THE ART OF THE NOVEL by Henry James: a book I took from Sandi's bookshelf as she lay dying. She wrote her doctorate on Henry James and did a lot of underlining and commenting in the margins of this book. It's a collection of prefaces that James wrote for the reprint of his most famous works. He covers everything from how specific stories came to him to the role of the artist in society to the importance of truth in storytelling. Like most of his work, the reader must pay close attention but it's well worth the effort for the wisdom of one of America's greatest novelists.
HERE BE DRAGONS by Sharon Kay Penman: this is a reprint first published in the 1980's, proving the enduring popularity of historical fiction. This is the first in a trilogy, opening in the late 12th-century and continuing through King John's reign in England and the succession of his young son. When John's illegitimate daughter, Joanna, marries the Welsh prince Llewellyn, she hopes it will be the means of preserving peace between the two men. But history knows better, and Joanna must choose between loyalty to her father and love for her husband. Penman is a brilliant historical novelist and I envy her work. Anyone who loves history, romance, intrigue, or human relationships would do well to read this book. I have the next two on my shelf and can't wait to begin.
WHAT CAME BEFORE HE SHOT HER by Elizabeth George: in George's previous book in the Inspector Lynley series, a main character was shot and killed in what proved to be a random and unplanned crime. George has taken a detour from the series (Lynley doesn't appear at all in this book) and the title expresses it all--she goes back and tells the story of the 12-year-old boy who is eventually arrested for murder. Joel Campbell is the middle of three siblings with a disastrous past: their father was killed by the police, their mother is in a mental institution for the criminally insane, their indifferent grandmother has just left them literally sitting on a doorstep while she catches a plane for Jamaica. Dropped into the arms of an unprepared aunt, the Campbell children are mostly left to fend for themselves. From teenage Vanessa and her disastrous involvement with a street thug to 8-year-old Toby's damaged mental state, the story coalesces around Joel and his attempts to keep his family safe. But he's only 12 and his choices lead him inexorably to Lynley's front doorstep and a murder that will shake George's series to the ground. A hard book to read, but George managed to make me feel for every person in this book and regret the society that helps make criminals out of children.

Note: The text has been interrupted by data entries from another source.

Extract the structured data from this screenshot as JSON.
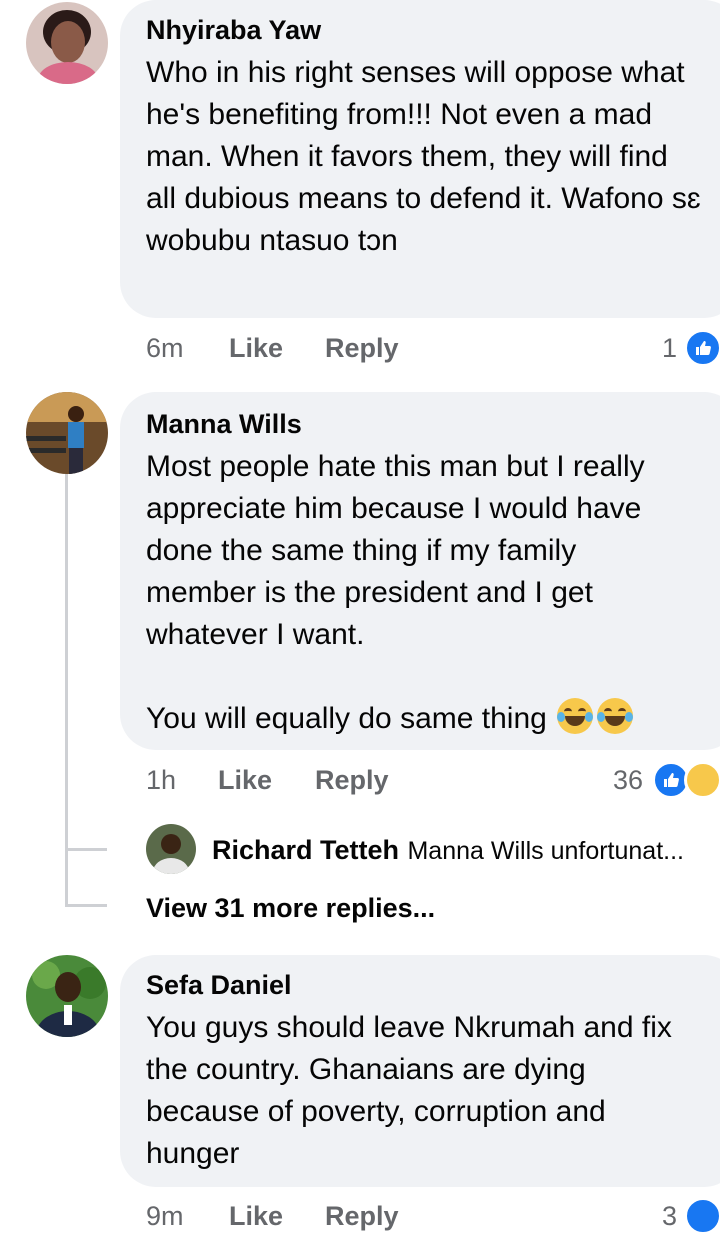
{
  "comments": [
    {
      "author": "Nhyiraba Yaw",
      "text": "Who in his right senses will oppose what he's benefiting from!!! Not even a mad man. When it favors them, they will find all dubious means to defend it. Wafono sɛ wobubu ntasuo tɔn",
      "time": "6m",
      "like_label": "Like",
      "reply_label": "Reply",
      "reaction_count": "1"
    },
    {
      "author": "Manna Wills",
      "text_line1": "Most people hate this man but I really appreciate him because I would have done the same thing if my family member is the president and I get whatever I want.",
      "text_line2": "You will equally do same thing",
      "time": "1h",
      "like_label": "Like",
      "reply_label": "Reply",
      "reaction_count": "36",
      "reply_preview": {
        "author": "Richard Tetteh",
        "text": "Manna Wills unfortunat..."
      },
      "view_more": "View 31 more replies..."
    },
    {
      "author": "Sefa Daniel",
      "text": "You guys should leave Nkrumah and fix the country. Ghanaians are dying because of poverty, corruption and hunger",
      "time": "9m",
      "like_label": "Like",
      "reply_label": "Reply",
      "reaction_count": "3"
    }
  ],
  "colors": {
    "bubble": "#f0f2f5",
    "like_blue": "#1877f2",
    "meta_gray": "#65676b"
  }
}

THE GREAT INFLUENZA by John M. Barry: a book club selection (at my recommendation), this book chronicles the rise of scientific medicine in the early 20th-century and its greatest test--the influenza pandemic of 1918. In 24 weeks in the autumn of 1918, a virulent strain of influenza killed more people than AIDS has killed in 24 years. Estimates now range between 50-100 million people died as WWI was ending. The book is a treatise on how communities react under great stress, on the effects of a pandemic that will almost surely come again, and on the individual efforts of scientists to learn what they could in a race against time. Highly recommended.